And then he thanked me.

I think about it often---how I’m lucky to have been born into the class I was born into- in the location of the state I am from- in the part of the United States I live--- in the part of the world I claim my nationality.  I really do think about it all the time- My God- I could have been born anywhere else in the world under any other circumstances---- and there are millions of possibilities--- but I wasn’t.  I was born in middle to upper-middle class white suburbia.  I know people who are trying to claw their way out of the circumstances they were born into.  I have no idea what that’s like.  I can sit here in white suburbia and say “Shucks, now I can’t send my kid to my alma mater and all I have left is the option of a fantastically over funded public school system.  What’s a mom to do?”

The people I see on the news today are the moms and dads and grandparents in the inner city.  West Catholic is closing its doors in June, and for those parents, it’s not about their kids not being able to graduate from their alma mater or not being able to finish out their senior year with the class they grew up with.  It’s about scraping and saving to send their kids to a school that feels safe and gives a an education and a set of values that the public schools around there simply cannot afford to do.  It’s about the panic they now face with figuring out a way to get their elementary school kids on the subway and connecting to the number 5 bus then getting on the number 8 and walking four blocks to their new school every day.  It’s about their high school kid who now has to travel so far to the new school that they’ll now get home too late every day to keep that after school job which pays the money to give that extra help around the house.  It’s about the serious possibility of having to scrap that idea altogether and sending their kids to the grossly underfunded public options around them.

I’m not discounting that alumni around these parts shouldn’t feel the sadness that they feel.  I’m just saying, while we’re all crying into our Starbucks about the good ol’ days, are we using those values we learned from these great institutions to help those who cannot help themselves? Are we putting people in office that will bring about the positive changes needed to help these families?  Are we even voting?  Are we remembering the lesson that we are all brothers and sisters on this crazy rock hurling through the universe- no matter who or what created it and everything else around it- and are we speaking up for the kids who don’t have the ability to speak for themselves?

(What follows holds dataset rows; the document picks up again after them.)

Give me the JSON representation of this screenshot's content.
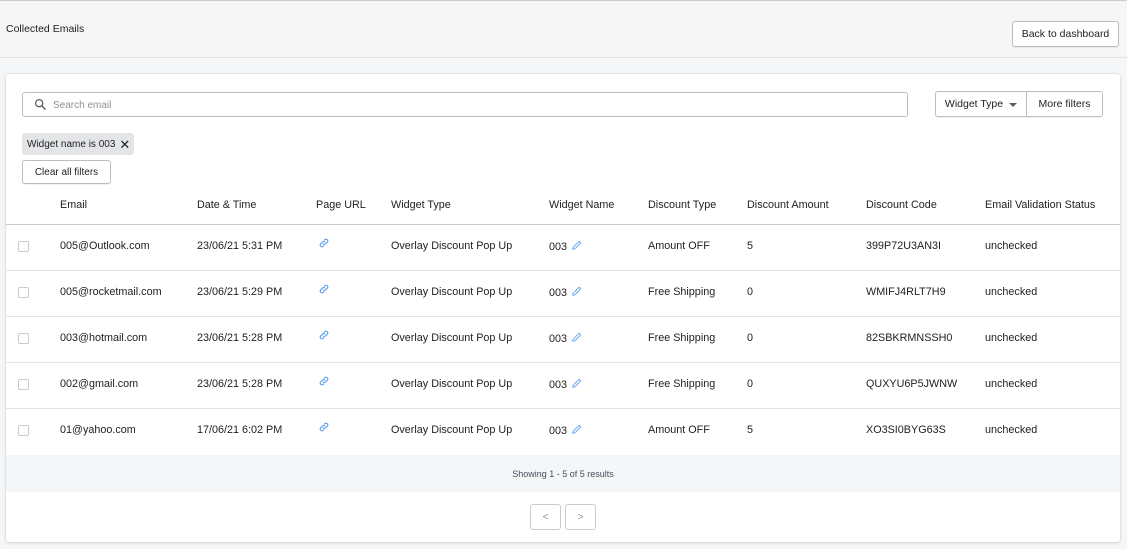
{
  "header": {
    "title": "Collected Emails",
    "back_label": "Back to dashboard"
  },
  "search": {
    "placeholder": "Search email",
    "value": ""
  },
  "filters": {
    "widget_type_label": "Widget Type",
    "more_filters_label": "More filters",
    "applied_tag": "Widget name is 003",
    "clear_all_label": "Clear all filters"
  },
  "table": {
    "columns": [
      "Email",
      "Date & Time",
      "Page URL",
      "Widget Type",
      "Widget Name",
      "Discount Type",
      "Discount Amount",
      "Discount Code",
      "Email Validation Status"
    ],
    "rows": [
      {
        "email": "005@Outlook.com",
        "datetime": "23/06/21 5:31 PM",
        "widget_type": "Overlay Discount Pop Up",
        "widget_name": "003",
        "discount_type": "Amount OFF",
        "discount_amount": "5",
        "discount_code": "399P72U3AN3I",
        "status": "unchecked"
      },
      {
        "email": "005@rocketmail.com",
        "datetime": "23/06/21 5:29 PM",
        "widget_type": "Overlay Discount Pop Up",
        "widget_name": "003",
        "discount_type": "Free Shipping",
        "discount_amount": "0",
        "discount_code": "WMIFJ4RLT7H9",
        "status": "unchecked"
      },
      {
        "email": "003@hotmail.com",
        "datetime": "23/06/21 5:28 PM",
        "widget_type": "Overlay Discount Pop Up",
        "widget_name": "003",
        "discount_type": "Free Shipping",
        "discount_amount": "0",
        "discount_code": "82SBKRMNSSH0",
        "status": "unchecked"
      },
      {
        "email": "002@gmail.com",
        "datetime": "23/06/21 5:28 PM",
        "widget_type": "Overlay Discount Pop Up",
        "widget_name": "003",
        "discount_type": "Free Shipping",
        "discount_amount": "0",
        "discount_code": "QUXYU6P5JWNW",
        "status": "unchecked"
      },
      {
        "email": "01@yahoo.com",
        "datetime": "17/06/21 6:02 PM",
        "widget_type": "Overlay Discount Pop Up",
        "widget_name": "003",
        "discount_type": "Amount OFF",
        "discount_amount": "5",
        "discount_code": "XO3SI0BYG63S",
        "status": "unchecked"
      }
    ]
  },
  "pagination": {
    "summary": "Showing 1 - 5 of 5 results",
    "prev_label": "<",
    "next_label": ">"
  },
  "icons": {
    "search": "search-icon",
    "link": "link-icon",
    "edit": "pencil-icon",
    "close": "close-icon",
    "caret": "caret-down-icon"
  },
  "colors": {
    "link_icon": "#5c9ded",
    "background": "#f4f6f8",
    "tag_bg": "#e4e5e7"
  }
}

Don’t let those schools close in vain.  Let’s stop making status updates and instead--- let’s polish off that set of values and get out there and actually do something that would make your teachers and parents proud of that Catholic education they worked so hard to give us.

Wednesday, January 4, 2012

My Top 11 Posts of 2011

I've spent the last few days reflecting on 2011- what I've learned, what I have yet to learn, etc.  I'm very excited for 2012 and what's in store for me and my writing.  in 2009, I wrote just 5 blog posts.  In 2010, I wrote 15.  I'm extremely proud to say that in 2011 I wrote 88 posts!  Progress, I say!  And so, without further ado, I give you....

Jeanne's Top 11 Posts of 2011

10- Let's hear it for the boy

While #2 was a deeply personal and wonderful piece, I couldn't deny the fact that I practically cried in fits of laughter the entire time I wrote #1.

There were many that I love and just didn't make the cut.  But these are the ones that I enjoyed writing and reading back to myself the most.

So you can go ahead and keep this post bookmarked- if you find yourself bored at work or if your kid is napping or if you have a handy smartphone and you're waiting in line at the grocery store, you can get yourself caught up in some Adventures in Mommyhood!

As for me- I want to thank each and every one of you who reads my blog!  Your comments mean so much to me and I'm simply flattered that you keep coming back- you keep me motivated to write!

Here's to more Adventures in 2012!